He sees promise in India, which has one of the highest rates of TB, as an example. “They’ve owned up to the fact that their response has been less than optimal,” he says. “They’re aggressively targeting the disease and have developed an ambitious national strategic plan. After working at cross-purposes for years, they’re now engaging private-sector doctors in the fight.”
When he’s not meeting with political leaders, Goosby is convening international meetings, bringing together scientists, researchers, health economists, funders, government officials and other experts in the prevention and treatment of TB. He chairs the Lancet Commission on Tuberculosis, which met at UCSF in July, and will attend the First Global Ministerial conference on TB hosted by the Russian government in November. Ministers of health and finance from 40 countries will be present and Vladimir Putin is expected to attend. (“Russia wants to adopt a donor posture on the global health stage,” Goosby notes.)
Goosby hopes these meetings will provide a roadmap for policy change. During next September’s General Assembly, the UN will hold a high-level meeting focused on TB, only the fourth time the body has hosted a meeting about a single disease.
Reaching the UN’s Sustainable Development Goal to eliminate TB will take more than getting countries – both donor nations and those burdened by TB – on board. It will take significant advances in prevention, diagnosis and treatment. One of the reasons the disease has continued to thrive, Goosby says, is that “ the breakthroughs in immunology of the last 30 years have not been applied to TB.”

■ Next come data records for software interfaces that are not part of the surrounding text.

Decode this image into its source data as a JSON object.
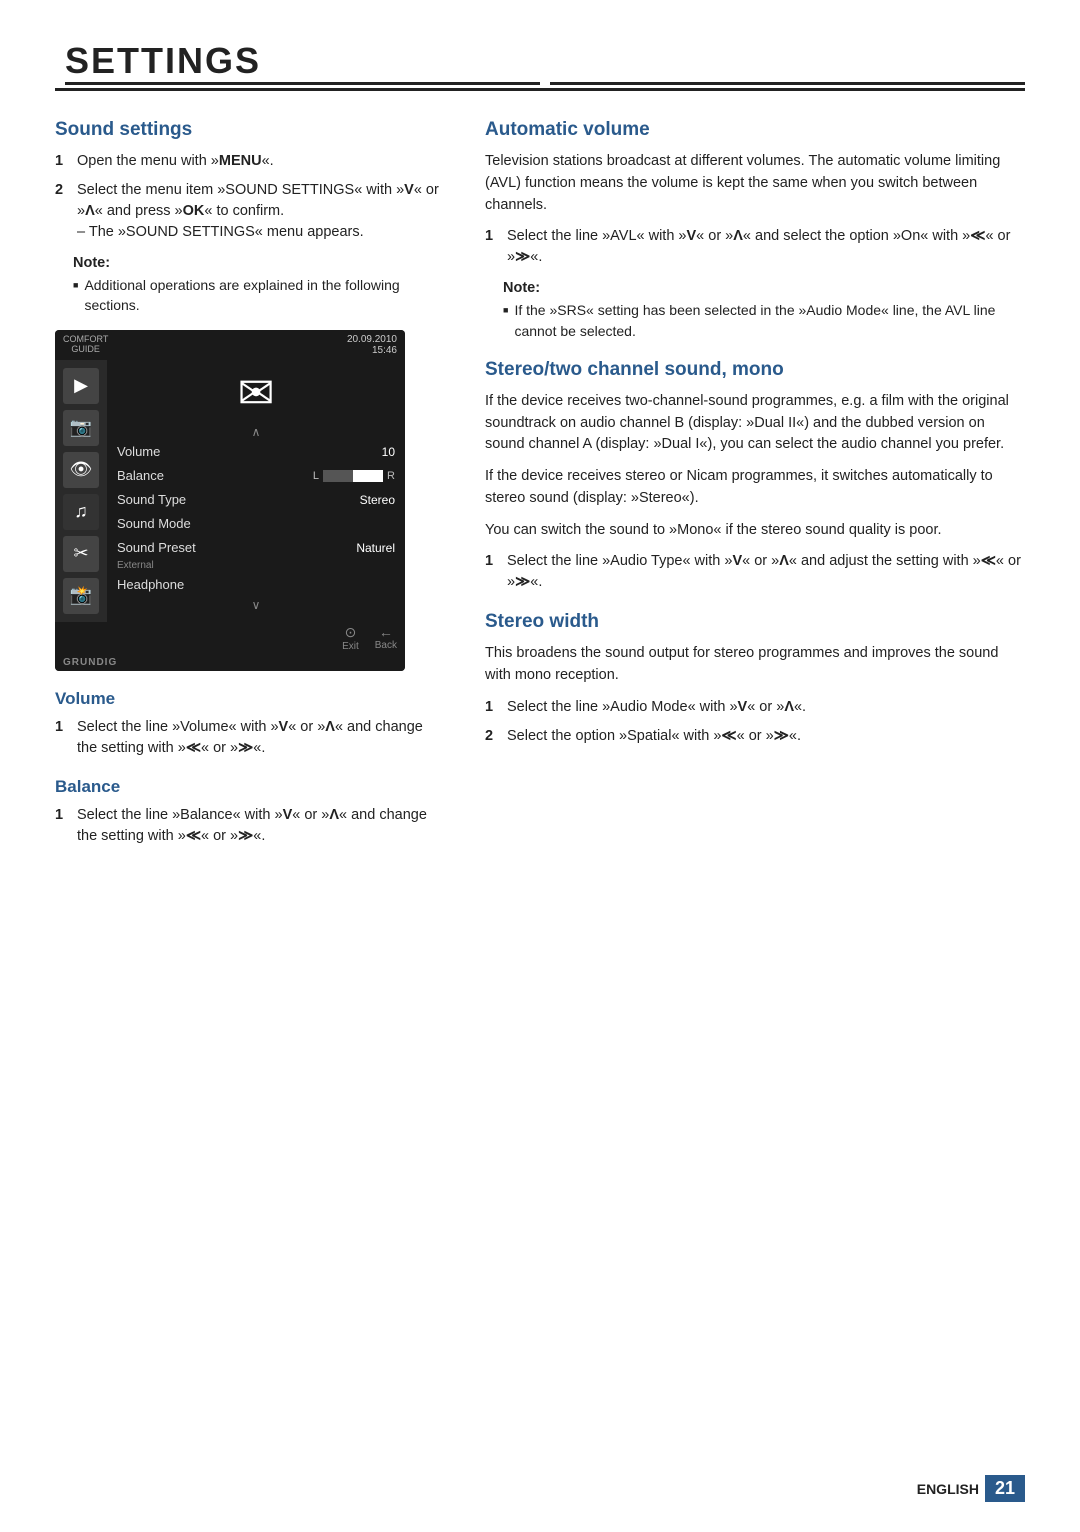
{
  "page": {
    "title": "SETTINGS",
    "footer": {
      "language": "ENGLISH",
      "page_number": "21"
    }
  },
  "left_column": {
    "section_heading": "Sound settings",
    "steps": [
      {
        "num": "1",
        "text": "Open the menu with »MENU«."
      },
      {
        "num": "2",
        "text": "Select the menu item »SOUND SETTINGS« with »V« or »Λ« and press »OK« to confirm.",
        "sub": "– The »SOUND SETTINGS« menu appears."
      }
    ],
    "note_label": "Note:",
    "note_text": "Additional operations are explained in the following sections.",
    "tv_menu": {
      "top_label": "COMFORT\nGUIDE",
      "date": "20.09.2010\n15:46",
      "big_icon": "🎵",
      "arrow_up": "∧",
      "arrow_down": "∨",
      "rows": [
        {
          "label": "Volume",
          "value": "10",
          "selected": false
        },
        {
          "label": "Balance",
          "value": "",
          "balance": true,
          "selected": false
        },
        {
          "label": "Sound Type",
          "value": "Stereo",
          "selected": false
        },
        {
          "label": "Sound Mode",
          "value": "",
          "selected": false
        },
        {
          "label": "Sound Preset",
          "value": "Naturel",
          "selected": false
        },
        {
          "label": "External",
          "sub": true
        },
        {
          "label": "Headphone",
          "value": "",
          "selected": false
        }
      ],
      "bottom_buttons": [
        {
          "icon": "⊙",
          "label": "Exit"
        },
        {
          "icon": "←",
          "label": "Back"
        }
      ],
      "brand": "GRUNDIG"
    },
    "volume_heading": "Volume",
    "volume_step": {
      "num": "1",
      "text": "Select the line »Volume« with »V« or »Λ« and change the setting with »≪« or »≫«."
    },
    "balance_heading": "Balance",
    "balance_step": {
      "num": "1",
      "text": "Select the line »Balance« with »V« or »Λ« and change the setting with »≪« or »≫«."
    }
  },
  "right_column": {
    "auto_volume": {
      "heading": "Automatic volume",
      "para1": "Television stations broadcast at different volumes. The automatic volume limiting (AVL) function means the volume is kept the same when you switch between channels.",
      "step": {
        "num": "1",
        "text": "Select the line »AVL« with »V« or »Λ« and select the option »On« with »≪« or »≫«."
      },
      "note_label": "Note:",
      "note_text": "If the »SRS« setting has been selected in the »Audio Mode« line, the AVL line cannot be selected."
    },
    "stereo_mono": {
      "heading": "Stereo/two channel sound, mono",
      "para1": "If the device receives two-channel-sound programmes, e.g. a film with the original soundtrack on audio channel B (display: »Dual II«) and the dubbed version on sound channel A (display: »Dual I«), you can select the audio channel you prefer.",
      "para2": "If the device receives stereo or Nicam programmes, it switches automatically to stereo sound (display: »Stereo«).",
      "para3": "You can switch the sound to »Mono« if the stereo sound quality is poor.",
      "step": {
        "num": "1",
        "text": "Select the line »Audio Type« with »V« or »Λ« and adjust the setting with »≪« or »≫«."
      }
    },
    "stereo_width": {
      "heading": "Stereo width",
      "para1": "This broadens the sound output for stereo programmes and improves the sound with mono reception.",
      "steps": [
        {
          "num": "1",
          "text": "Select the line »Audio Mode« with »V« or »Λ«."
        },
        {
          "num": "2",
          "text": "Select the option »Spatial« with »≪« or »≫«."
        }
      ]
    }
  }
}
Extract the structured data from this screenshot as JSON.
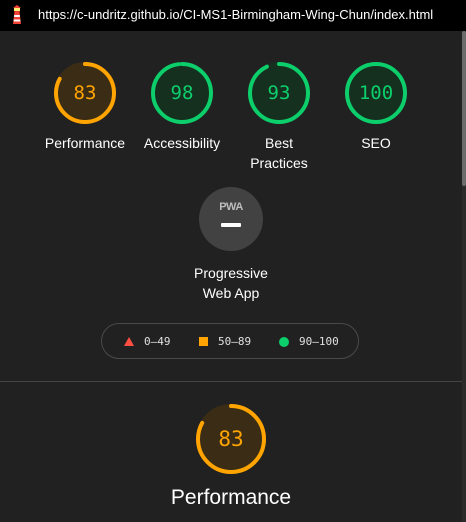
{
  "topbar": {
    "url": "https://c-undritz.github.io/CI-MS1-Birmingham-Wing-Chun/index.html",
    "icon": "lighthouse-icon"
  },
  "colors": {
    "average": "#ffa400",
    "pass": "#0cce6b",
    "fail": "#ff4e42"
  },
  "gauges": [
    {
      "score": "83",
      "label": "Performance",
      "status": "average",
      "fraction": 0.83
    },
    {
      "score": "98",
      "label": "Accessibility",
      "status": "pass",
      "fraction": 0.98
    },
    {
      "score": "93",
      "label_line1": "Best",
      "label_line2": "Practices",
      "status": "pass",
      "fraction": 0.93
    },
    {
      "score": "100",
      "label": "SEO",
      "status": "pass",
      "fraction": 1.0
    }
  ],
  "pwa": {
    "badge": "PWA",
    "label_line1": "Progressive",
    "label_line2": "Web App"
  },
  "legend": {
    "fail": "0–49",
    "average": "50–89",
    "pass": "90–100"
  },
  "section": {
    "score": "83",
    "fraction": 0.83,
    "title": "Performance"
  }
}
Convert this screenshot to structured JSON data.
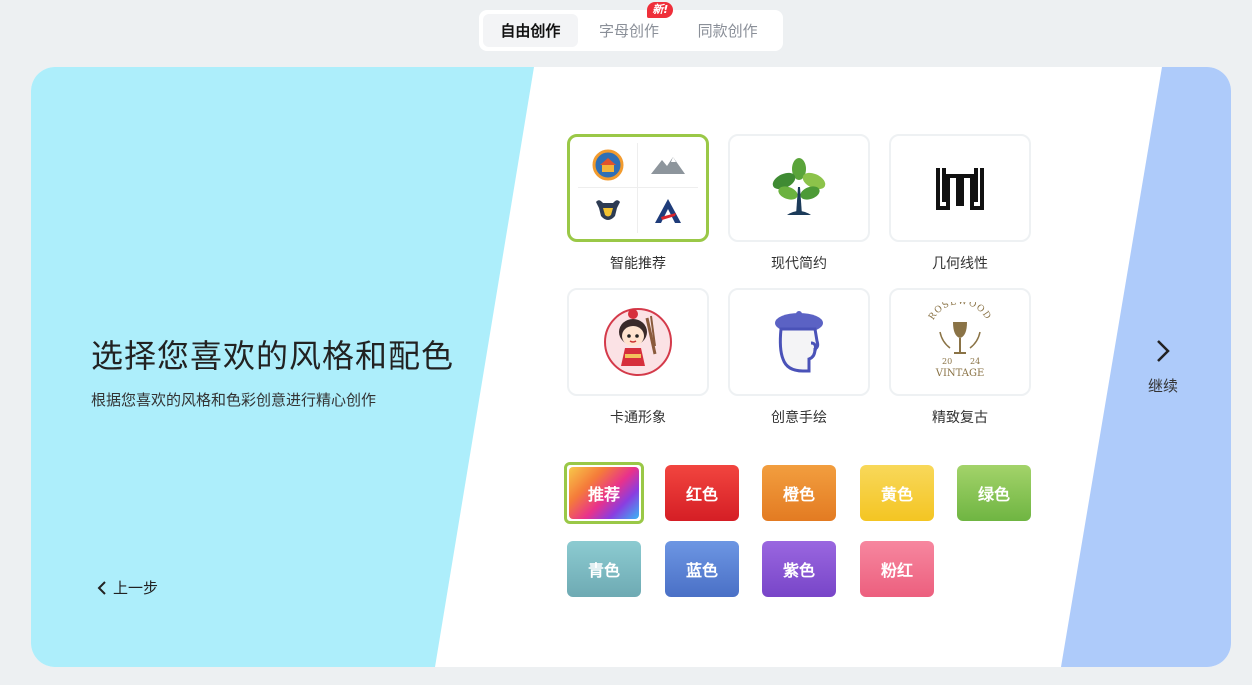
{
  "tabs": [
    {
      "label": "自由创作",
      "active": true
    },
    {
      "label": "字母创作",
      "badge": "新!"
    },
    {
      "label": "同款创作"
    }
  ],
  "left": {
    "headline": "选择您喜欢的风格和配色",
    "subline": "根据您喜欢的风格和色彩创意进行精心创作",
    "prev_label": "上一步"
  },
  "next_label": "继续",
  "styles": [
    {
      "label": "智能推荐",
      "icon": "recommend-collage-icon",
      "selected": true
    },
    {
      "label": "现代简约",
      "icon": "tree-logo-icon"
    },
    {
      "label": "几何线性",
      "icon": "geometric-w-logo-icon"
    },
    {
      "label": "卡通形象",
      "icon": "cartoon-girl-icon"
    },
    {
      "label": "创意手绘",
      "icon": "hand-drawn-face-icon"
    },
    {
      "label": "精致复古",
      "icon": "vintage-wine-badge-icon",
      "badge_text": [
        "ROSEWOOD",
        "20",
        "24",
        "VINTAGE"
      ]
    }
  ],
  "colors": [
    {
      "label": "推荐",
      "selected": true
    },
    {
      "label": "红色",
      "color": "#e0262d"
    },
    {
      "label": "橙色",
      "color": "#e98a2a"
    },
    {
      "label": "黄色",
      "color": "#f6cd2b"
    },
    {
      "label": "绿色",
      "color": "#80c04f"
    },
    {
      "label": "青色",
      "color": "#7dbcc3"
    },
    {
      "label": "蓝色",
      "color": "#5b84d6"
    },
    {
      "label": "紫色",
      "color": "#8856d3"
    },
    {
      "label": "粉红",
      "color": "#f06c88"
    }
  ],
  "accent": "#9ac847"
}
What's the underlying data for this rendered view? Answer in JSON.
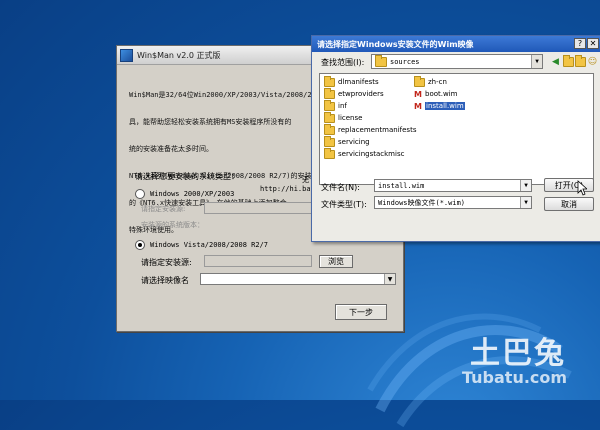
{
  "watermark": {
    "logo_text": "土巴兔",
    "site": "Tubatu.com"
  },
  "winman": {
    "title": "Win$Man v2.0 正式版",
    "description_lines": [
      "Win$Man是32/64位Win2000/XP/2003/Vista/2008/200",
      "具，能帮助您轻松安装系统拥有MS安装程序所没有的",
      "统的安装准备花太多时间。",
      "NT6.x系列(Windows Vista/2008/2008 R2/7)的安装是",
      "的《NT6.x快速安装工具》，在他的基础上添加整合",
      "特殊环境使用。"
    ],
    "author_line1": "无",
    "author_line2": "http://hi.bai",
    "select_type_label": "请选择您要安装的系统类型：",
    "option_legacy": "Windows 2000/XP/2003",
    "legacy_source_label": "请指定安装源:",
    "legacy_version_label": "安装源的系统版本：",
    "option_nt6": "Windows Vista/2008/2008 R2/7",
    "nt6_source_label": "请指定安装源:",
    "browse_label": "浏览",
    "image_label": "请选择映像名",
    "next_label": "下一步"
  },
  "dialog": {
    "title": "请选择指定Windows安装文件的Wim映像",
    "help_label": "?",
    "close_label": "✕",
    "lookin_label": "查找范围(I):",
    "lookin_value": "sources",
    "files": [
      {
        "name": "dlmanifests",
        "type": "folder"
      },
      {
        "name": "etwproviders",
        "type": "folder"
      },
      {
        "name": "inf",
        "type": "folder"
      },
      {
        "name": "license",
        "type": "folder"
      },
      {
        "name": "replacementmanifests",
        "type": "folder"
      },
      {
        "name": "servicing",
        "type": "folder"
      },
      {
        "name": "servicingstackmisc",
        "type": "folder"
      },
      {
        "name": "zh-cn",
        "type": "folder"
      },
      {
        "name": "boot.wim",
        "type": "wim"
      },
      {
        "name": "install.wim",
        "type": "wim",
        "selected": true
      }
    ],
    "filename_label": "文件名(N):",
    "filename_value": "install.wim",
    "filetype_label": "文件类型(T):",
    "filetype_value": "Windows映像文件(*.wim)",
    "open_label": "打开(O)",
    "cancel_label": "取消"
  }
}
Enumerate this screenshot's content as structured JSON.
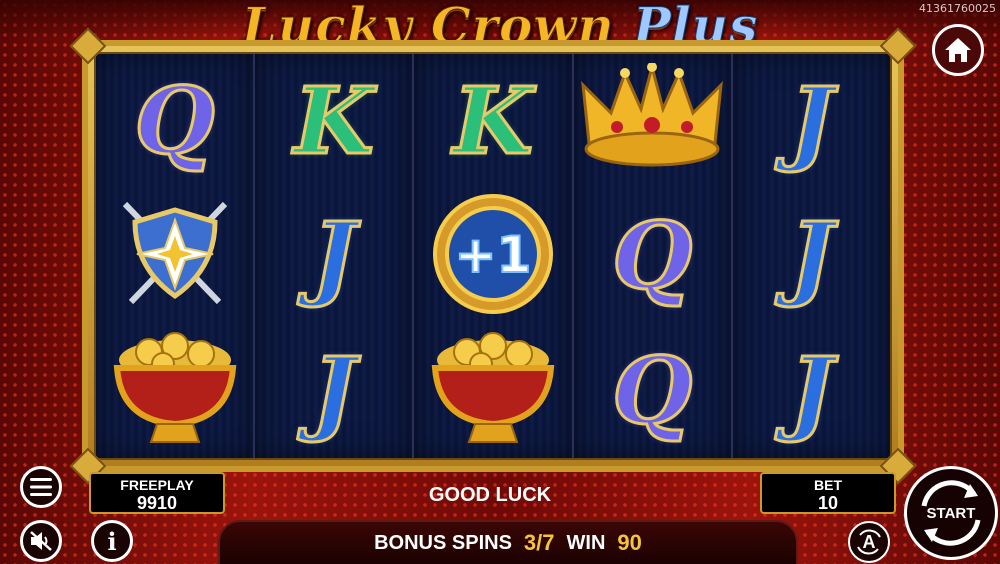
{
  "header": {
    "title_main": "Lucky Crown",
    "title_plus": "Plus",
    "game_id": "41361760025"
  },
  "reels": [
    [
      "Q",
      "shield",
      "pot"
    ],
    [
      "K",
      "J",
      "J"
    ],
    [
      "K",
      "plus1",
      "pot"
    ],
    [
      "crown",
      "Q",
      "Q"
    ],
    [
      "J",
      "J",
      "J"
    ]
  ],
  "plus1_label": "+1",
  "panel": {
    "freeplay_label": "FREEPLAY",
    "freeplay_value": "9910",
    "message": "GOOD LUCK",
    "bet_label": "BET",
    "bet_value": "10",
    "bonus_spins_label": "BONUS SPINS",
    "bonus_spins_value": "3/7",
    "win_label": "WIN",
    "win_value": "90",
    "start_label": "START",
    "auto_label": "A",
    "info_label": "i"
  },
  "colors": {
    "gold": "#f5c43a",
    "frame": "#c89a2e",
    "reel_bg": "#0a1436"
  }
}
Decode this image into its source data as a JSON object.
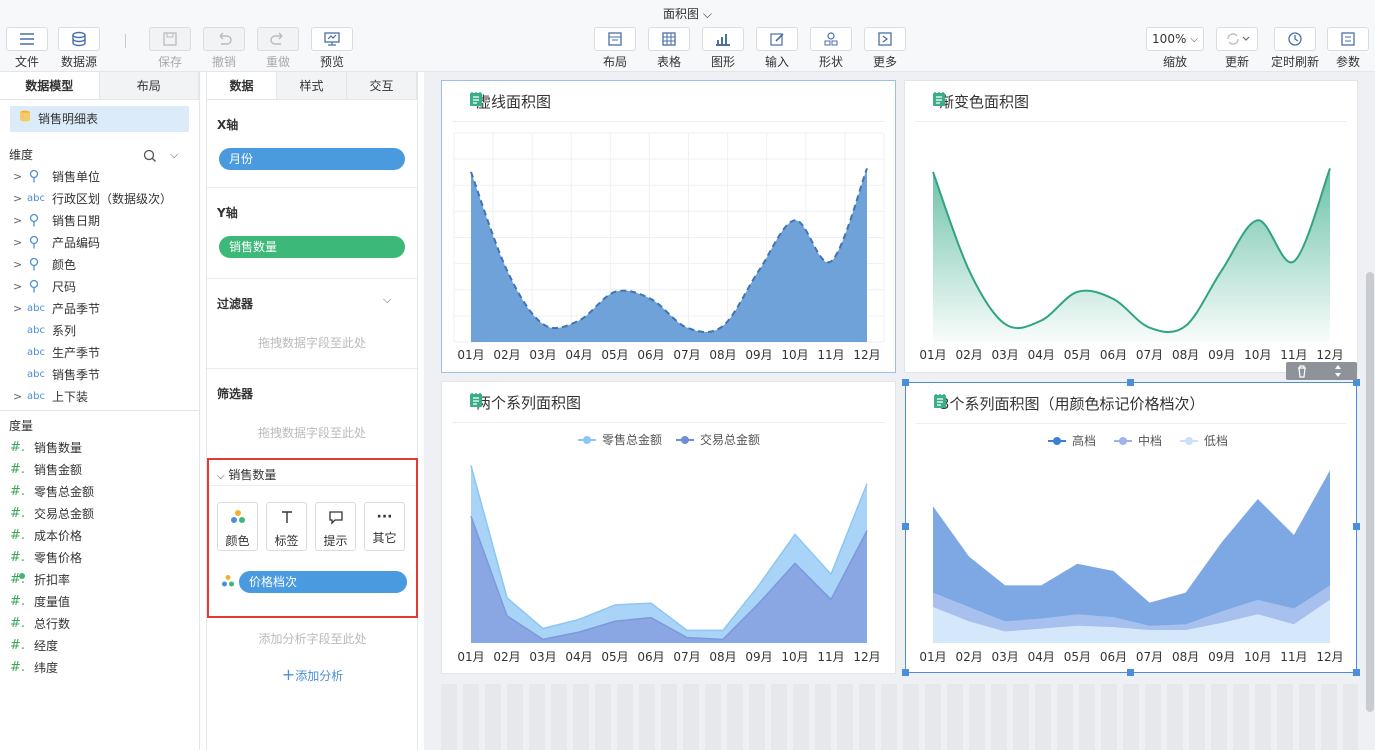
{
  "window": {
    "title": "面积图 ⌵"
  },
  "toolbar": {
    "file": "文件",
    "datasource": "数据源",
    "save": "保存",
    "undo": "撤销",
    "redo": "重做",
    "preview": "预览",
    "layout": "布局",
    "table": "表格",
    "graphic": "图形",
    "input": "输入",
    "shape": "形状",
    "more": "更多",
    "zoom_value": "100%",
    "zoom": "缩放",
    "refresh": "更新",
    "timed_refresh": "定时刷新",
    "params": "参数"
  },
  "left": {
    "tabs": [
      "数据模型",
      "布局"
    ],
    "dataset": "销售明细表",
    "dim_title": "维度",
    "dimensions": [
      {
        "label": "销售单位",
        "type": "geo",
        "arrow": true
      },
      {
        "label": "行政区划（数据级次）",
        "type": "abc",
        "arrow": true
      },
      {
        "label": "销售日期",
        "type": "geo",
        "arrow": true
      },
      {
        "label": "产品编码",
        "type": "geo",
        "arrow": true
      },
      {
        "label": "颜色",
        "type": "geo",
        "arrow": true
      },
      {
        "label": "尺码",
        "type": "geo",
        "arrow": true
      },
      {
        "label": "产品季节",
        "type": "abc",
        "arrow": true
      },
      {
        "label": "系列",
        "type": "abc",
        "arrow": false
      },
      {
        "label": "生产季节",
        "type": "abc",
        "arrow": false
      },
      {
        "label": "销售季节",
        "type": "abc",
        "arrow": false
      },
      {
        "label": "上下装",
        "type": "abc",
        "arrow": true
      }
    ],
    "measure_title": "度量",
    "measures": [
      "销售数量",
      "销售金额",
      "零售总金额",
      "交易总金额",
      "成本价格",
      "零售价格",
      "折扣率",
      "度量值",
      "总行数",
      "经度",
      "纬度"
    ]
  },
  "mid": {
    "tabs": [
      "数据",
      "样式",
      "交互"
    ],
    "x_axis": "X轴",
    "x_field": "月份",
    "y_axis": "Y轴",
    "y_field": "销售数量",
    "filter": "过滤器",
    "filter_hint": "拖拽数据字段至此处",
    "selector": "筛选器",
    "selector_hint": "拖拽数据字段至此处",
    "measure_box": "销售数量",
    "marks": [
      "颜色",
      "标签",
      "提示",
      "其它"
    ],
    "color_field": "价格档次",
    "analysis_hint": "添加分析字段至此处",
    "add_analysis": "添加分析"
  },
  "cards": [
    {
      "title": "虚线面积图"
    },
    {
      "title": "渐变色面积图"
    },
    {
      "title": "两个系列面积图"
    },
    {
      "title": "3个系列面积图（用颜色标记价格档次）"
    }
  ],
  "card_toolbar": {
    "delete_icon": "trash-icon",
    "move_icon": "move-icon"
  },
  "colors": {
    "blue": "#4a8fd8",
    "green": "#3cb878",
    "accent_red": "#e53935",
    "area_blue": "#6fa2d8",
    "teal": "#3aad8b"
  },
  "chart_data": [
    {
      "type": "area",
      "categories": [
        "01月",
        "02月",
        "03月",
        "04月",
        "05月",
        "06月",
        "07月",
        "08月",
        "09月",
        "10月",
        "11月",
        "12月"
      ],
      "series": [
        {
          "values": [
            95,
            40,
            10,
            12,
            28,
            24,
            8,
            9,
            40,
            68,
            45,
            97
          ]
        }
      ],
      "ylim": [
        0,
        100
      ],
      "grid": true,
      "line_style": "dashed"
    },
    {
      "type": "area",
      "categories": [
        "01月",
        "02月",
        "03月",
        "04月",
        "05月",
        "06月",
        "07月",
        "08月",
        "09月",
        "10月",
        "11月",
        "12月"
      ],
      "series": [
        {
          "values": [
            95,
            40,
            10,
            12,
            28,
            24,
            8,
            9,
            40,
            68,
            45,
            97
          ]
        }
      ],
      "ylim": [
        0,
        100
      ],
      "grid": false,
      "fill": "gradient"
    },
    {
      "type": "area",
      "categories": [
        "01月",
        "02月",
        "03月",
        "04月",
        "05月",
        "06月",
        "07月",
        "08月",
        "09月",
        "10月",
        "11月",
        "12月"
      ],
      "series": [
        {
          "name": "零售总金额",
          "values": [
            98,
            25,
            8,
            13,
            21,
            22,
            7,
            7,
            32,
            60,
            38,
            88
          ]
        },
        {
          "name": "交易总金额",
          "values": [
            70,
            15,
            2,
            6,
            12,
            14,
            3,
            2,
            22,
            44,
            24,
            62
          ]
        }
      ],
      "ylim": [
        0,
        100
      ],
      "legend": "top-center"
    },
    {
      "type": "area",
      "categories": [
        "01月",
        "02月",
        "03月",
        "04月",
        "05月",
        "06月",
        "07月",
        "08月",
        "09月",
        "10月",
        "11月",
        "12月"
      ],
      "series": [
        {
          "name": "高档",
          "values": [
            25,
            15,
            8,
            10,
            12,
            11,
            9,
            9,
            14,
            20,
            13,
            30
          ]
        },
        {
          "name": "中档",
          "values": [
            35,
            25,
            15,
            17,
            20,
            18,
            12,
            13,
            22,
            30,
            24,
            40
          ]
        },
        {
          "name": "低档",
          "values": [
            95,
            60,
            40,
            40,
            55,
            50,
            28,
            35,
            70,
            100,
            75,
            120
          ]
        }
      ],
      "ylim": [
        0,
        125
      ],
      "legend": "top-center"
    }
  ]
}
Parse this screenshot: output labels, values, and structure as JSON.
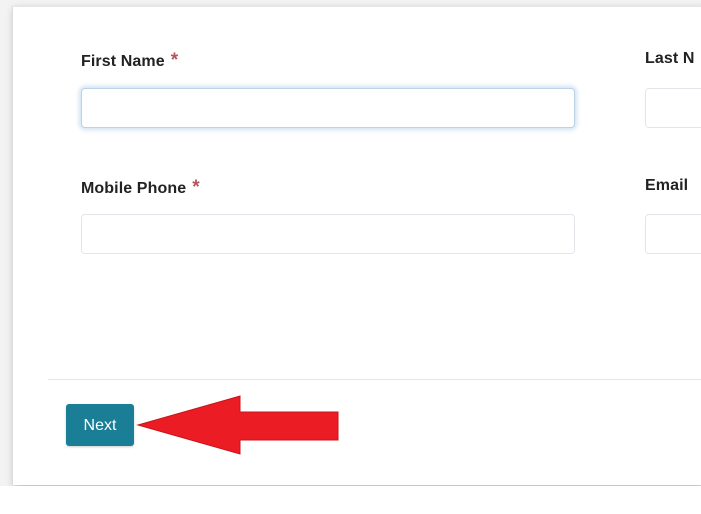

Today most people are diagnosed with a microscope, the TB vaccine is nearly 100 years old and the standard drug regimen is nearly 40 years old. In this environment, it’s not surprising that drug- resistance has become a significant problem. Most countries lack the capacity to check for drug resistance quickly and the traditional method of culturing the bacteria can leave patients on the wrong treatment for up to six weeks.
Goosby has hope a few advances including a sputum test, first developed for diagnosing AIDS, which takes only two hours will help. There are also new drugs — bedaquiline and delaminid – that show promise, with a cure rate of 80 to 90 percent in drug-resistant forms of TB.
Despite these advances, Goosby remains indignant. “This is BS that you have a disease that you can cure 90 percent of the time and can’t deal with it,” he says. “It’s pathetic, a failure of our systems. We need to regroup and come back stronger. That’s what I hope this effort generates.”